BERMAN: One of the things that's happening today too that's getting obscured by this is the search for the pings of black boxes, which by they way, if we can pull back out of the map here is happening all the way down here again off the coast of Perth, Australia. They've now picked up pings from sonar buoys. What's interesting as we tie these stories together, if they are able to retrieve the flight data recorder, what will that tell us about what happened back up here? What will it tell us about this now supposed drop in altitude?

SOUCIE: Well, remember the flight data recorder is recording everything that happens -- altitude changes, there's 82 different parameters being recorded every fraction of a second throughout this flight. We can go back, all the way back to here. Was there rapid decompression that would answer the question as to why it dropped? Maybe not.

If it doesn't say anything other than the altitude change, then you go back into the radio portion of the box and you say what was manually changed. Because what the box does, it records the manual movement, the moving of the yolk or the changing of the switch. It records that and then it says did it execute the way it was supposed to because remember this is trying to help the investigation.

BERMAN: And that's why this search down here is now so important.

SOUCIE: Absolutely.

BERMAN: David Soucie, thank you so much.

SOUCIE: Thanks.

BERMAN: Chris.

CUOMO: All right JB.

Coming up, need some good stuff? Of course you do. We're going to serve it up Chicago style? What does a bright toothy smile mean? For one homeless veteran it means everything. We're going to tell you how he's paying back an incredible gift when NEW DAY continues.


CUOMO: Chicago music for a Chicago story. It is time for the good stuff -- Chicago style in honor of our series "CHICAGOLAND".

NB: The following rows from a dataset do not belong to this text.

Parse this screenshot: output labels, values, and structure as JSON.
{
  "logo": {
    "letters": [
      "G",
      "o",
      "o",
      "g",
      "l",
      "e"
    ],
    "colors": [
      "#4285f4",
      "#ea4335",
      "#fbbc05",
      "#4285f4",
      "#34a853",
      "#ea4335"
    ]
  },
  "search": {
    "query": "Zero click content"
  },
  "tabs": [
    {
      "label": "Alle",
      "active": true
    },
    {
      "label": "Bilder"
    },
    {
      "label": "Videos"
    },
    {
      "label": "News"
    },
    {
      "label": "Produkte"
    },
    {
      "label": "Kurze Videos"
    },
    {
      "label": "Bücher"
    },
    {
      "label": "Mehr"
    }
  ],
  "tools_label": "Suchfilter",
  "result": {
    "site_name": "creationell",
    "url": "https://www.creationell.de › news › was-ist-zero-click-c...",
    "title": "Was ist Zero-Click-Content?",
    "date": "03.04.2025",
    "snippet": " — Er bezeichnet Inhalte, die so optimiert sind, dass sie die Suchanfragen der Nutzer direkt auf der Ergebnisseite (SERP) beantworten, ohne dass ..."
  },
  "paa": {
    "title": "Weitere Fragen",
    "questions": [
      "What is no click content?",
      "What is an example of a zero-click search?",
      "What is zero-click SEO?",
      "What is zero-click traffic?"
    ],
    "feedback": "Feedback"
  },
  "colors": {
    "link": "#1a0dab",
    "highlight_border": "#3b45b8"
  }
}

Now no veteran should ever be homeless -- right. Well, you would be shocked to learn how many are. One of them, Melvin Bridgmon -- he spent ten years homeless, damaged his health, his self-esteem and also his teeth.


MELVIN BRIDGMON, HOMELESS VETERAN: I was afraid to go a lot of places, afraid to speak out in public.

UNIDENTIFIED FEMALE: He was very shy, and I had not realized that he had been without teeth for several years.


CUOMO: Of course he was shy. His dignity was hurt and he didn't feel confident in himself. Well, that is until Mantis Dental in Chicago stepped. Their program Grant a Smile provides free dental care to veterans who need it. Now Melvin has a toothy grin and a smiling outlook on life.


BRIDGMON: Now I can go to my classes and I don't have to worry about not smiling, hiding my face.

UNIDENTIFIED MALE: When you see a veteran succeed at something that he's not been able to do for a long time, you watch them beaming with pride, and we're very happy to be able to do that.


CUOMO: We're happy they did it as well. That's not all. With his new found confidence, guess what Melvin did? Started his own not-for- profit to help other homeless people around Chicago. BOLDUAN: Good. And it's amazing what small things like that -- it really was his self esteem that was taking a hit because of it.

CUOMO: Right. Help one, help many and helping veterans best of all.

BOLDUAN: There you go.

CUOMO: And of course, be sure to catch our original series "CHICAGOLAND". It airs tonight at 10:00 Eastern, 9:00 Central. Everybody has good teeth.

BOLDUAN: Absolutely right. And time now for "NEWSROOM" with Carol Costello -- Carol.

CAROL COSTELLO, CNN ANCHOR: All right. Thanks guys. Have a great day.

"NEWSROOM" starts now.